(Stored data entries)
<<<<

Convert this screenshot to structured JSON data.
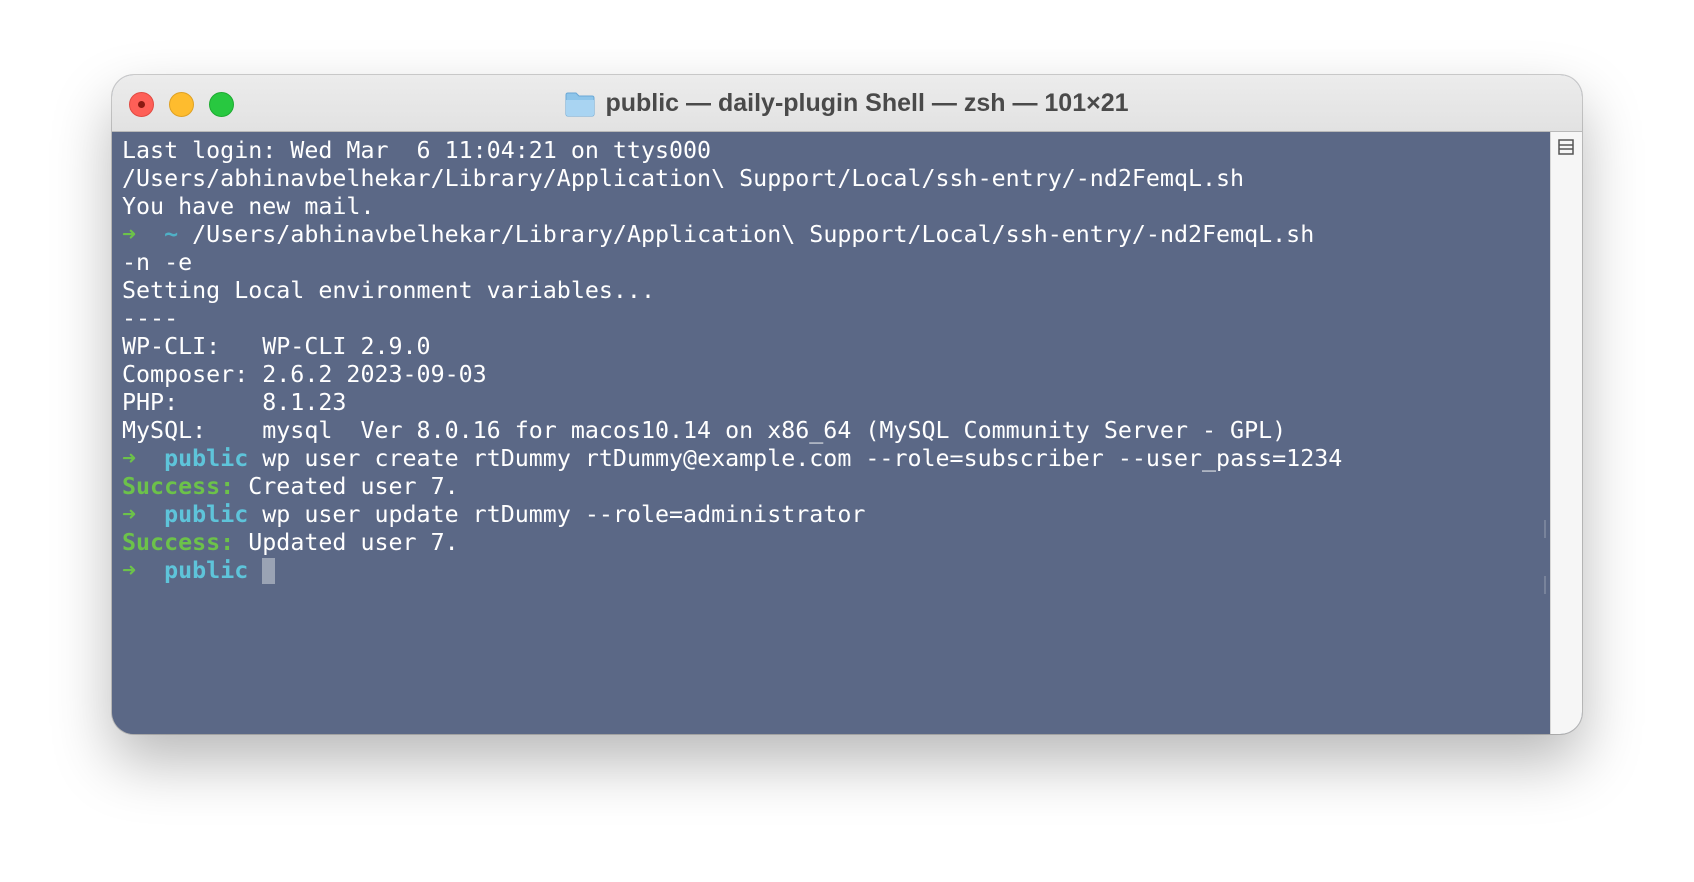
{
  "window": {
    "title": "public — daily-plugin Shell — zsh — 101×21"
  },
  "icons": {
    "folder": "folder-icon",
    "close": "close-icon",
    "minimize": "minimize-icon",
    "zoom": "zoom-icon",
    "split": "split-pane-icon"
  },
  "colors": {
    "terminal_bg": "#5b6886",
    "prompt_arrow": "#6cc24a",
    "prompt_dir": "#5ec4da",
    "success": "#6cc24a"
  },
  "terminal": {
    "lines": {
      "l1": "Last login: Wed Mar  6 11:04:21 on ttys000",
      "l2": "/Users/abhinavbelhekar/Library/Application\\ Support/Local/ssh-entry/-nd2FemqL.sh",
      "l3": "You have new mail.",
      "l4_arrow": "➜",
      "l4_dir": "~",
      "l4_cmd": " /Users/abhinavbelhekar/Library/Application\\ Support/Local/ssh-entry/-nd2FemqL.sh",
      "l5": "-n -e",
      "l6": "Setting Local environment variables...",
      "l7": "----",
      "l8": "WP-CLI:   WP-CLI 2.9.0",
      "l9": "Composer: 2.6.2 2023-09-03",
      "l10": "PHP:      8.1.23",
      "l11": "MySQL:    mysql  Ver 8.0.16 for macos10.14 on x86_64 (MySQL Community Server - GPL)",
      "l12_arrow": "➜",
      "l12_dir": "public",
      "l12_cmd": " wp user create rtDummy rtDummy@example.com --role=subscriber --user_pass=1234",
      "l13_label": "Success:",
      "l13_text": " Created user 7.",
      "l14_arrow": "➜",
      "l14_dir": "public",
      "l14_cmd": " wp user update rtDummy --role=administrator",
      "l15_label": "Success:",
      "l15_text": " Updated user 7.",
      "l16_arrow": "➜",
      "l16_dir": "public"
    }
  }
}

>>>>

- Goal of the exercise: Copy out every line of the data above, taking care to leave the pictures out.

- Your response:
Convert this screenshot to structured JSON data.
{
  "window": {
    "title": "public — daily-plugin Shell — zsh — 101×21"
  },
  "icons": {
    "folder": "folder-icon",
    "close": "close-icon",
    "minimize": "minimize-icon",
    "zoom": "zoom-icon",
    "split": "split-pane-icon"
  },
  "colors": {
    "terminal_bg": "#5b6886",
    "prompt_arrow": "#6cc24a",
    "prompt_dir": "#5ec4da",
    "success": "#6cc24a"
  },
  "terminal": {
    "lines": {
      "l1": "Last login: Wed Mar  6 11:04:21 on ttys000",
      "l2": "/Users/abhinavbelhekar/Library/Application\\ Support/Local/ssh-entry/-nd2FemqL.sh",
      "l3": "You have new mail.",
      "l4_arrow": "➜",
      "l4_dir": "~",
      "l4_cmd": " /Users/abhinavbelhekar/Library/Application\\ Support/Local/ssh-entry/-nd2FemqL.sh",
      "l5": "-n -e",
      "l6": "Setting Local environment variables...",
      "l7": "----",
      "l8": "WP-CLI:   WP-CLI 2.9.0",
      "l9": "Composer: 2.6.2 2023-09-03",
      "l10": "PHP:      8.1.23",
      "l11": "MySQL:    mysql  Ver 8.0.16 for macos10.14 on x86_64 (MySQL Community Server - GPL)",
      "l12_arrow": "➜",
      "l12_dir": "public",
      "l12_cmd": " wp user create rtDummy rtDummy@example.com --role=subscriber --user_pass=1234",
      "l13_label": "Success:",
      "l13_text": " Created user 7.",
      "l14_arrow": "➜",
      "l14_dir": "public",
      "l14_cmd": " wp user update rtDummy --role=administrator",
      "l15_label": "Success:",
      "l15_text": " Updated user 7.",
      "l16_arrow": "➜",
      "l16_dir": "public"
    }
  }
}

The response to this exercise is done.